LRT projects are a disaster. If communities want to build them, let them build them with their tax revenues. Then let them subsidize their operations with their property taxes or their sales taxes. Talk that the business community wants them isn’t justification for building SWLRT. If businesses think LRT is so fantastic, let them pay for building them.
The dirty little secret is that LRT isn’t worthwhile except if taxpayers build it and subsidize its operations. Even then, these projects benefit the few while hurting others. Ask the displaced businesses in St. Paul if they’re fans of LRT. Hint: when asking that question, wear a bullet-proof vest.
There is some good news in the negotiations:
Dayton said he is more optimistic than ever that there will be a special session. “Where there is a will, there is a way.” The governor said he gave up all spending he earlier wanted to come up in a special session other than work needed on sex offender facilities and at the state hospital in St. Peter.
That’s the benefit of steadfastly saying no to unreasonable spending demands. Give Speaker Daudt and Sen. Hann and their caucuses credit for that. It wouldn’t have been possible if members of their caucus had left their reservation.
That’s why Speaker Daudt needs to return to that position and why Sen. Hann needs to be given the title of majority leader. Conservatives would applaud them shutting down Gov. Dayton’s reckless spending demands. Minnesota’s economy would improve by not having the legislature and the governor pile tons of new regulation on small businesses, too.

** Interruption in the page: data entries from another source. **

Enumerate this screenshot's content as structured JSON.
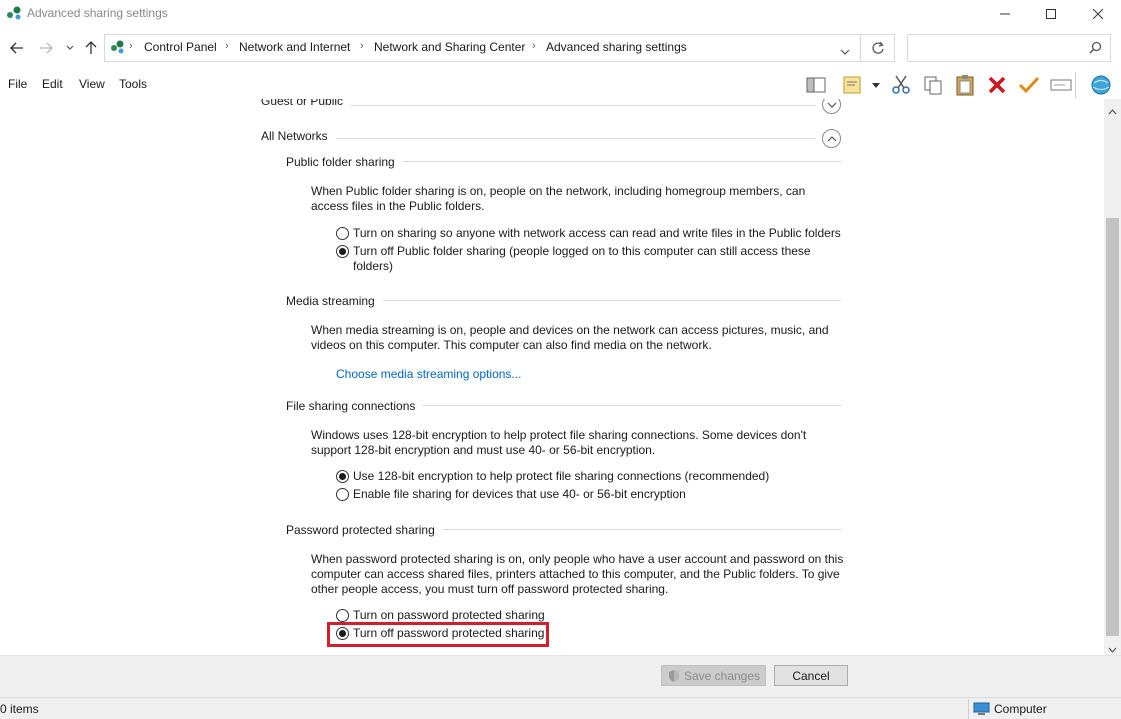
{
  "window": {
    "title": "Advanced sharing settings",
    "controls": {
      "minimize": "—",
      "maximize": "☐",
      "close": "✕"
    }
  },
  "address": {
    "crumbs": [
      "Control Panel",
      "Network and Internet",
      "Network and Sharing Center",
      "Advanced sharing settings"
    ],
    "search_placeholder": ""
  },
  "menu": [
    "File",
    "Edit",
    "View",
    "Tools"
  ],
  "sections": {
    "guest_public": {
      "title": "Guest or Public"
    },
    "all_networks": {
      "title": "All Networks"
    },
    "public_folder": {
      "title": "Public folder sharing",
      "desc": [
        "When Public folder sharing is on, people on the network, including homegroup members, can",
        "access files in the Public folders."
      ],
      "options": [
        {
          "label": "Turn on sharing so anyone with network access can read and write files in the Public folders",
          "checked": false
        },
        {
          "label": "Turn off Public folder sharing (people logged on to this computer can still access these",
          "label2": "folders)",
          "checked": true
        }
      ]
    },
    "media_streaming": {
      "title": "Media streaming",
      "desc": [
        "When media streaming is on, people and devices on the network can access pictures, music, and",
        "videos on this computer. This computer can also find media on the network."
      ],
      "link": "Choose media streaming options..."
    },
    "file_sharing": {
      "title": "File sharing connections",
      "desc": [
        "Windows uses 128-bit encryption to help protect file sharing connections. Some devices don't",
        "support 128-bit encryption and must use 40- or 56-bit encryption."
      ],
      "options": [
        {
          "label": "Use 128-bit encryption to help protect file sharing connections (recommended)",
          "checked": true
        },
        {
          "label": "Enable file sharing for devices that use 40- or 56-bit encryption",
          "checked": false
        }
      ]
    },
    "password_sharing": {
      "title": "Password protected sharing",
      "desc": [
        "When password protected sharing is on, only people who have a user account and password on this",
        "computer can access shared files, printers attached to this computer, and the Public folders. To give",
        "other people access, you must turn off password protected sharing."
      ],
      "options": [
        {
          "label": "Turn on password protected sharing",
          "checked": false
        },
        {
          "label": "Turn off password protected sharing",
          "checked": true
        }
      ]
    }
  },
  "buttons": {
    "save": "Save changes",
    "cancel": "Cancel"
  },
  "status": {
    "items": "0 items",
    "location": "Computer"
  },
  "colors": {
    "highlight": "#d31f2b",
    "link": "#0066cc"
  }
}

According to this article, Sen. Bakk, Speaker Daudt and Gov. Dayton are close to an agreement on a special session. I question the accuracy of that statement.

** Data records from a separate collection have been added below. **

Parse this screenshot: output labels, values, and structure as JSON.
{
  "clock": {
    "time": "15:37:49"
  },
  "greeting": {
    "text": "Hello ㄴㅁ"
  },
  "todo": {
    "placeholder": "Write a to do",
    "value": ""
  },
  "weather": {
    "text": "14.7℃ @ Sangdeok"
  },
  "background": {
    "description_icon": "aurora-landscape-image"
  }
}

The article opens by saying “A special Minnesota legislative session to approve tax cuts, transportation projects and public works construction could happen in a month, but the governor and key legislators are not quite ready to promise that.” Notice the hint that all is not well? Saying that “the governor and key legislators are not quite ready to promise that” set off red flags with me. Several paragraphs later, my suspicions were vindicated.

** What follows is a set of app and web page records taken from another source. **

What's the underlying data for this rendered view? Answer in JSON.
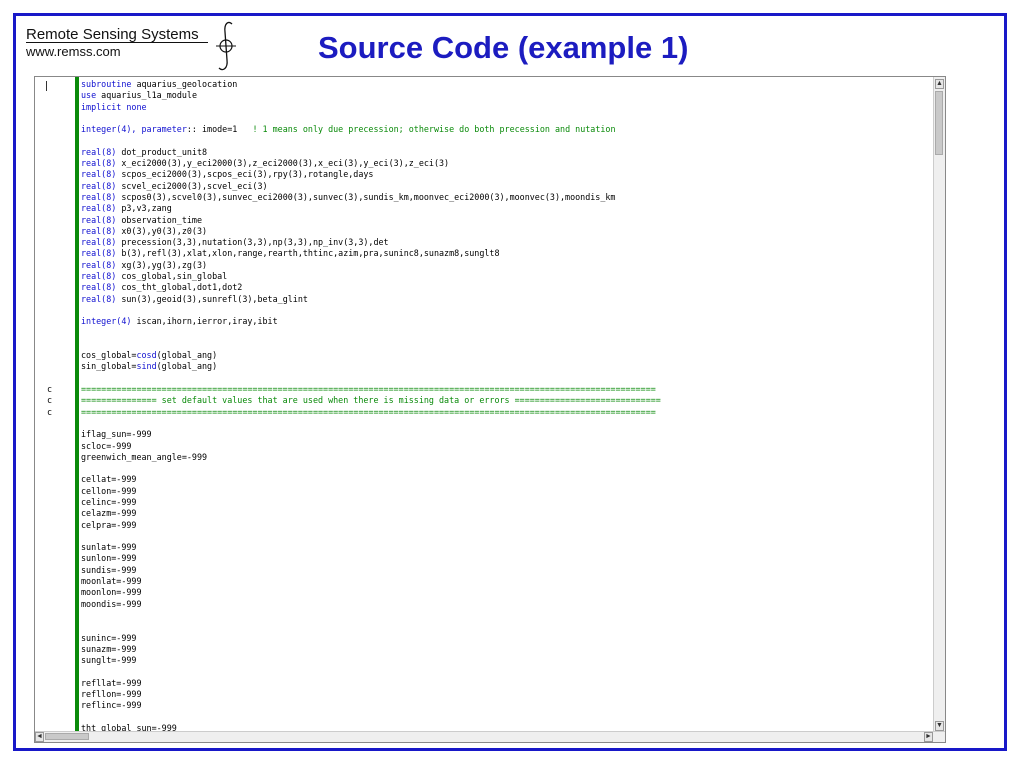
{
  "logo": {
    "name": "Remote Sensing Systems",
    "url": "www.remss.com"
  },
  "title": "Source Code (example 1)",
  "lines": [
    [
      [
        "kw",
        "subroutine"
      ],
      [
        "n",
        " aquarius_geolocation"
      ]
    ],
    [
      [
        "kw",
        "use"
      ],
      [
        "n",
        " aquarius_l1a_module"
      ]
    ],
    [
      [
        "kw",
        "implicit none"
      ]
    ],
    [],
    [
      [
        "kw",
        "integer(4), parameter"
      ],
      [
        "n",
        ":: imode=1   "
      ],
      [
        "cm",
        "! 1 means only due precession; otherwise do both precession and nutation"
      ]
    ],
    [],
    [
      [
        "kw",
        "real(8)"
      ],
      [
        "n",
        " dot_product_unit8"
      ]
    ],
    [
      [
        "kw",
        "real(8)"
      ],
      [
        "n",
        " x_eci2000(3),y_eci2000(3),z_eci2000(3),x_eci(3),y_eci(3),z_eci(3)"
      ]
    ],
    [
      [
        "kw",
        "real(8)"
      ],
      [
        "n",
        " scpos_eci2000(3),scpos_eci(3),rpy(3),rotangle,days"
      ]
    ],
    [
      [
        "kw",
        "real(8)"
      ],
      [
        "n",
        " scvel_eci2000(3),scvel_eci(3)"
      ]
    ],
    [
      [
        "kw",
        "real(8)"
      ],
      [
        "n",
        " scpos0(3),scvel0(3),sunvec_eci2000(3),sunvec(3),sundis_km,moonvec_eci2000(3),moonvec(3),moondis_km"
      ]
    ],
    [
      [
        "kw",
        "real(8)"
      ],
      [
        "n",
        " p3,v3,zang"
      ]
    ],
    [
      [
        "kw",
        "real(8)"
      ],
      [
        "n",
        " observation_time"
      ]
    ],
    [
      [
        "kw",
        "real(8)"
      ],
      [
        "n",
        " x0(3),y0(3),z0(3)"
      ]
    ],
    [
      [
        "kw",
        "real(8)"
      ],
      [
        "n",
        " precession(3,3),nutation(3,3),np(3,3),np_inv(3,3),det"
      ]
    ],
    [
      [
        "kw",
        "real(8)"
      ],
      [
        "n",
        " b(3),refl(3),xlat,xlon,range,rearth,thtinc,azim,pra,suninc8,sunazm8,sunglt8"
      ]
    ],
    [
      [
        "kw",
        "real(8)"
      ],
      [
        "n",
        " xg(3),yg(3),zg(3)"
      ]
    ],
    [
      [
        "kw",
        "real(8)"
      ],
      [
        "n",
        " cos_global,sin_global"
      ]
    ],
    [
      [
        "kw",
        "real(8)"
      ],
      [
        "n",
        " cos_tht_global,dot1,dot2"
      ]
    ],
    [
      [
        "kw",
        "real(8)"
      ],
      [
        "n",
        " sun(3),geoid(3),sunrefl(3),beta_glint"
      ]
    ],
    [],
    [
      [
        "kw",
        "integer(4)"
      ],
      [
        "n",
        " iscan,ihorn,ierror,iray,ibit"
      ]
    ],
    [],
    [],
    [
      [
        "n",
        "cos_global="
      ],
      [
        "kw",
        "cosd"
      ],
      [
        "n",
        "(global_ang)"
      ]
    ],
    [
      [
        "n",
        "sin_global="
      ],
      [
        "kw",
        "sind"
      ],
      [
        "n",
        "(global_ang)"
      ]
    ],
    [],
    [
      [
        "cm",
        "=================================================================================================================="
      ]
    ],
    [
      [
        "cm",
        "=============== set default values that are used when there is missing data or errors ============================="
      ]
    ],
    [
      [
        "cm",
        "=================================================================================================================="
      ]
    ],
    [],
    [
      [
        "n",
        "iflag_sun=-999"
      ]
    ],
    [
      [
        "n",
        "scloc=-999"
      ]
    ],
    [
      [
        "n",
        "greenwich_mean_angle=-999"
      ]
    ],
    [],
    [
      [
        "n",
        "cellat=-999"
      ]
    ],
    [
      [
        "n",
        "cellon=-999"
      ]
    ],
    [
      [
        "n",
        "celinc=-999"
      ]
    ],
    [
      [
        "n",
        "celazm=-999"
      ]
    ],
    [
      [
        "n",
        "celpra=-999"
      ]
    ],
    [],
    [
      [
        "n",
        "sunlat=-999"
      ]
    ],
    [
      [
        "n",
        "sunlon=-999"
      ]
    ],
    [
      [
        "n",
        "sundis=-999"
      ]
    ],
    [
      [
        "n",
        "moonlat=-999"
      ]
    ],
    [
      [
        "n",
        "moonlon=-999"
      ]
    ],
    [
      [
        "n",
        "moondis=-999"
      ]
    ],
    [],
    [],
    [
      [
        "n",
        "suninc=-999"
      ]
    ],
    [
      [
        "n",
        "sunazm=-999"
      ]
    ],
    [
      [
        "n",
        "sunglt=-999"
      ]
    ],
    [],
    [
      [
        "n",
        "refllat=-999"
      ]
    ],
    [
      [
        "n",
        "refllon=-999"
      ]
    ],
    [
      [
        "n",
        "reflinc=-999"
      ]
    ],
    [],
    [
      [
        "n",
        "tht_global_sun=-999"
      ]
    ]
  ],
  "comment_marks": [
    {
      "line": 27,
      "text": "c"
    },
    {
      "line": 28,
      "text": "c"
    },
    {
      "line": 29,
      "text": "c"
    }
  ],
  "scroll": {
    "up": "▲",
    "down": "▼",
    "left": "◄",
    "right": "►"
  },
  "colors": {
    "keyword": "#1010d0",
    "comment": "#0a8a0a",
    "title": "#1c1cc0",
    "frame": "#1818c8"
  }
}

The vindication came when the article said a “major unresolved issue continues to be whether to approve a light rail line from downtown Minneapolis to the southwestern suburbs.” That’s indisputable. That’s the line Republicans shouldn’t cross under any circumstances. It’s the Minnesota equivalent to the infamous Bridge to Nowhere.
Speaker Daudt needs to realize that he’s sitting in the power position. I’m betting that DFL candidates aren’t popular because Gov. Dayton vetoed a major tax cut bill. Bakk and Dayton aren’t striking a more conciliatory tone because they’re altruistic. They’re striking a more conciliatory tone because they aren’t getting the response they’d hoped for.
Speaker Daudt, Sen. Hann and all Republicans should stand steadfast against the SWLRT project. If metro DFL legislators object, fine. Republicans don’t need to flip urban seats to flip the Senate. They need to flip seats in rural Minnesota. That’s where the tax cut bill is popular. If DFL candidates and incumbents want to defend Gov. Dayton’s veto of the Tax Bill, Republicans should rejoice that the DFL is giving them that gift.
Further, I’d encourage Republican House and Senate candidates to highlight the fact that the DFL put broadband and SWLRT at the top of their priority list and that Republicans put gutting taxes on farmers, the middle class, the military and small businesses at the top of their priority list.
Let’s fight that fight on our side of the battlefield. Let’s see if the DFL is capable of fighting that fight. I’m betting they’ll lose that fight by a significant margin.
Technorati: Mark Dayton, Tom Bakk, SWLRT, Pocket Veto, Broadband, Kurt Daudt, Farmers, Military Veterans, Middle Class Tax Cuts, Small Businesses, College Students, Student Loan Debt, College Tuition, Republicans, Election 2016